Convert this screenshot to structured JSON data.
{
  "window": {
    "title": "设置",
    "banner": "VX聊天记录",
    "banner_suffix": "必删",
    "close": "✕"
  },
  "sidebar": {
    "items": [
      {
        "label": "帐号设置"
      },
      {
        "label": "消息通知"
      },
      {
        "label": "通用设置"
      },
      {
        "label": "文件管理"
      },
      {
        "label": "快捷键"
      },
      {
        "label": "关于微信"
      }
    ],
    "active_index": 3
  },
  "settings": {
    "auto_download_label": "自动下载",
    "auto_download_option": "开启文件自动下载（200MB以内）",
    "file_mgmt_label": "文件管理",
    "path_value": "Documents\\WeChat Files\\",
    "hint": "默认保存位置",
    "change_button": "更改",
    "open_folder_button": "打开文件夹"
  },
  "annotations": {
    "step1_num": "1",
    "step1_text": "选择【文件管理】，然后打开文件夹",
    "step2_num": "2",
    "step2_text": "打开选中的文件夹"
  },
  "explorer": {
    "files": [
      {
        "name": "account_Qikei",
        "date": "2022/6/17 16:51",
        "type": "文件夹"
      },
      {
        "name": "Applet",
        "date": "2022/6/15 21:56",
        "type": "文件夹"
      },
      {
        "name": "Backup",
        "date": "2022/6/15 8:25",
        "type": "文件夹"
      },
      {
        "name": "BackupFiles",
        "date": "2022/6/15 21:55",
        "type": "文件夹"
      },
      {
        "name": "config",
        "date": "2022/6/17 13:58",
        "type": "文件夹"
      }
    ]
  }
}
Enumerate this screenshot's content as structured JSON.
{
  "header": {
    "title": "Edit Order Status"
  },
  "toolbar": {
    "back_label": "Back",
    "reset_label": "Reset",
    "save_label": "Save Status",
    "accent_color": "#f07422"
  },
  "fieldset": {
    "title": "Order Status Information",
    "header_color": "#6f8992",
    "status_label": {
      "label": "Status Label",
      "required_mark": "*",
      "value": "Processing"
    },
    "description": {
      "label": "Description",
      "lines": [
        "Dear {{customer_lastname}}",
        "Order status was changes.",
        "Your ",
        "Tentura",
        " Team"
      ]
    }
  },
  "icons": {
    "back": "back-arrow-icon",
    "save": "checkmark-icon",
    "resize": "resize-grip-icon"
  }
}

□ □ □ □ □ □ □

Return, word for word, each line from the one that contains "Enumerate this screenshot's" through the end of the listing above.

Enumerate this screenshot's content as structured JSON.
{
  "header": {
    "title": "Edit Order Status"
  },
  "toolbar": {
    "back_label": "Back",
    "reset_label": "Reset",
    "save_label": "Save Status",
    "accent_color": "#f07422"
  },
  "fieldset": {
    "title": "Order Status Information",
    "header_color": "#6f8992",
    "status_label": {
      "label": "Status Label",
      "required_mark": "*",
      "value": "Processing"
    },
    "description": {
      "label": "Description",
      "lines": [
        "Dear {{customer_lastname}}",
        "Order status was changes.",
        "Your ",
        "Tentura",
        " Team"
      ]
    }
  },
  "icons": {
    "back": "back-arrow-icon",
    "save": "checkmark-icon",
    "resize": "resize-grip-icon"
  }
}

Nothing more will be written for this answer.